• _PROBLEM STATEMENT_
The records sit below this line. Repeat all of them exactly.

(Beginning of ENTRIES SUPPLIED)

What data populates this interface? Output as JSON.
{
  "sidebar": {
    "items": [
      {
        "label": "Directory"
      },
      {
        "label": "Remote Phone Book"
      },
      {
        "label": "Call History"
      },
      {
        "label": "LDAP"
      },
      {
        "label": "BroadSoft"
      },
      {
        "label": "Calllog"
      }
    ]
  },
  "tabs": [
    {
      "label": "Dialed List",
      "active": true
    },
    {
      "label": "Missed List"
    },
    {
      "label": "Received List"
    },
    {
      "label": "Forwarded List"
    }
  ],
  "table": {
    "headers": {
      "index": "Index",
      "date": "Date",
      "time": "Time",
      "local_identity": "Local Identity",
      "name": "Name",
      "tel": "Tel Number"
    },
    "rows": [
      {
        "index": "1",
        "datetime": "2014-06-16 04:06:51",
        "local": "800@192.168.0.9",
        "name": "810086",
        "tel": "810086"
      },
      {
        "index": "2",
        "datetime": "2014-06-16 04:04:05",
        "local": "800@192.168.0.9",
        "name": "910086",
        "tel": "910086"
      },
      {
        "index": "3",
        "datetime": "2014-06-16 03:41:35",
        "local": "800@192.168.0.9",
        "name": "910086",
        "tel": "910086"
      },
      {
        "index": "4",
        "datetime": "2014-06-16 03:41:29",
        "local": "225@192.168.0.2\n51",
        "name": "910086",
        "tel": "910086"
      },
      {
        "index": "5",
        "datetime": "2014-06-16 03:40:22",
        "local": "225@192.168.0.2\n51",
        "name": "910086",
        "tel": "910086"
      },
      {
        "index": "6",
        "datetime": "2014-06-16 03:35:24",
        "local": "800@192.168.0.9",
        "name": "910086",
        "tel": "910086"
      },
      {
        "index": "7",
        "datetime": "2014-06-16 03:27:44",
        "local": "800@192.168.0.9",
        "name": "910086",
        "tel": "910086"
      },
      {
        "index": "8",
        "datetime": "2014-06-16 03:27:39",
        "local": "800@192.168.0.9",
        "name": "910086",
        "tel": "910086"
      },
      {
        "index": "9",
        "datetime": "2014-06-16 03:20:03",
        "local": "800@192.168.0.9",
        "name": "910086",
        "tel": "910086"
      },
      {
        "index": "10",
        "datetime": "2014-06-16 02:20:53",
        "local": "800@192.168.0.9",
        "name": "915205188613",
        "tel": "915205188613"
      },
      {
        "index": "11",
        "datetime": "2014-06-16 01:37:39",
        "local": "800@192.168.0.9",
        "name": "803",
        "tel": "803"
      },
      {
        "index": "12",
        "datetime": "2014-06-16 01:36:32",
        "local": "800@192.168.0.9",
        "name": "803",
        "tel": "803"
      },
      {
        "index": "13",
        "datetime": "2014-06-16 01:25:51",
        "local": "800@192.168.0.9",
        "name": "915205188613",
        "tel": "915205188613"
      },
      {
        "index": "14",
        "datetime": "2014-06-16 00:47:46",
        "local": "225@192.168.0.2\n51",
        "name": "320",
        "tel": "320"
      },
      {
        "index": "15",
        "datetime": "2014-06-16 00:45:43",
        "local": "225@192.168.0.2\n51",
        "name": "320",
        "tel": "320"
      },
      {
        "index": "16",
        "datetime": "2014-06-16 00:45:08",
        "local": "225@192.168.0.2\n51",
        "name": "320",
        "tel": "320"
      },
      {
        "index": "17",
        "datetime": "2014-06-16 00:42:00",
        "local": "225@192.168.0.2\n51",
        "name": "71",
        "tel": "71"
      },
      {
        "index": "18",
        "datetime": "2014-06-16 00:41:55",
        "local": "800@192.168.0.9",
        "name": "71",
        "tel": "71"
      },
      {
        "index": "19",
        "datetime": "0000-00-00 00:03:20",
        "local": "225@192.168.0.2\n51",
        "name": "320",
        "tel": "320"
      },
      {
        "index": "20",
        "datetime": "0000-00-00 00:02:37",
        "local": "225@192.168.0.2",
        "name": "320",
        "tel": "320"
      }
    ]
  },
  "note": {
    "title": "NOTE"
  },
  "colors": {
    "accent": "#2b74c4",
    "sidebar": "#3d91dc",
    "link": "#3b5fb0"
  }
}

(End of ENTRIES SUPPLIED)

• _OUTPUT FOR THIS EXERCISE_
What data populates this interface? Output as JSON.
{
  "sidebar": {
    "items": [
      {
        "label": "Directory"
      },
      {
        "label": "Remote Phone Book"
      },
      {
        "label": "Call History"
      },
      {
        "label": "LDAP"
      },
      {
        "label": "BroadSoft"
      },
      {
        "label": "Calllog"
      }
    ]
  },
  "tabs": [
    {
      "label": "Dialed List",
      "active": true
    },
    {
      "label": "Missed List"
    },
    {
      "label": "Received List"
    },
    {
      "label": "Forwarded List"
    }
  ],
  "table": {
    "headers": {
      "index": "Index",
      "date": "Date",
      "time": "Time",
      "local_identity": "Local Identity",
      "name": "Name",
      "tel": "Tel Number"
    },
    "rows": [
      {
        "index": "1",
        "datetime": "2014-06-16 04:06:51",
        "local": "800@192.168.0.9",
        "name": "810086",
        "tel": "810086"
      },
      {
        "index": "2",
        "datetime": "2014-06-16 04:04:05",
        "local": "800@192.168.0.9",
        "name": "910086",
        "tel": "910086"
      },
      {
        "index": "3",
        "datetime": "2014-06-16 03:41:35",
        "local": "800@192.168.0.9",
        "name": "910086",
        "tel": "910086"
      },
      {
        "index": "4",
        "datetime": "2014-06-16 03:41:29",
        "local": "225@192.168.0.2\n51",
        "name": "910086",
        "tel": "910086"
      },
      {
        "index": "5",
        "datetime": "2014-06-16 03:40:22",
        "local": "225@192.168.0.2\n51",
        "name": "910086",
        "tel": "910086"
      },
      {
        "index": "6",
        "datetime": "2014-06-16 03:35:24",
        "local": "800@192.168.0.9",
        "name": "910086",
        "tel": "910086"
      },
      {
        "index": "7",
        "datetime": "2014-06-16 03:27:44",
        "local": "800@192.168.0.9",
        "name": "910086",
        "tel": "910086"
      },
      {
        "index": "8",
        "datetime": "2014-06-16 03:27:39",
        "local": "800@192.168.0.9",
        "name": "910086",
        "tel": "910086"
      },
      {
        "index": "9",
        "datetime": "2014-06-16 03:20:03",
        "local": "800@192.168.0.9",
        "name": "910086",
        "tel": "910086"
      },
      {
        "index": "10",
        "datetime": "2014-06-16 02:20:53",
        "local": "800@192.168.0.9",
        "name": "915205188613",
        "tel": "915205188613"
      },
      {
        "index": "11",
        "datetime": "2014-06-16 01:37:39",
        "local": "800@192.168.0.9",
        "name": "803",
        "tel": "803"
      },
      {
        "index": "12",
        "datetime": "2014-06-16 01:36:32",
        "local": "800@192.168.0.9",
        "name": "803",
        "tel": "803"
      },
      {
        "index": "13",
        "datetime": "2014-06-16 01:25:51",
        "local": "800@192.168.0.9",
        "name": "915205188613",
        "tel": "915205188613"
      },
      {
        "index": "14",
        "datetime": "2014-06-16 00:47:46",
        "local": "225@192.168.0.2\n51",
        "name": "320",
        "tel": "320"
      },
      {
        "index": "15",
        "datetime": "2014-06-16 00:45:43",
        "local": "225@192.168.0.2\n51",
        "name": "320",
        "tel": "320"
      },
      {
        "index": "16",
        "datetime": "2014-06-16 00:45:08",
        "local": "225@192.168.0.2\n51",
        "name": "320",
        "tel": "320"
      },
      {
        "index": "17",
        "datetime": "2014-06-16 00:42:00",
        "local": "225@192.168.0.2\n51",
        "name": "71",
        "tel": "71"
      },
      {
        "index": "18",
        "datetime": "2014-06-16 00:41:55",
        "local": "800@192.168.0.9",
        "name": "71",
        "tel": "71"
      },
      {
        "index": "19",
        "datetime": "0000-00-00 00:03:20",
        "local": "225@192.168.0.2\n51",
        "name": "320",
        "tel": "320"
      },
      {
        "index": "20",
        "datetime": "0000-00-00 00:02:37",
        "local": "225@192.168.0.2",
        "name": "320",
        "tel": "320"
      }
    ]
  },
  "note": {
    "title": "NOTE"
  },
  "colors": {
    "accent": "#2b74c4",
    "sidebar": "#3d91dc",
    "link": "#3b5fb0"
  }
}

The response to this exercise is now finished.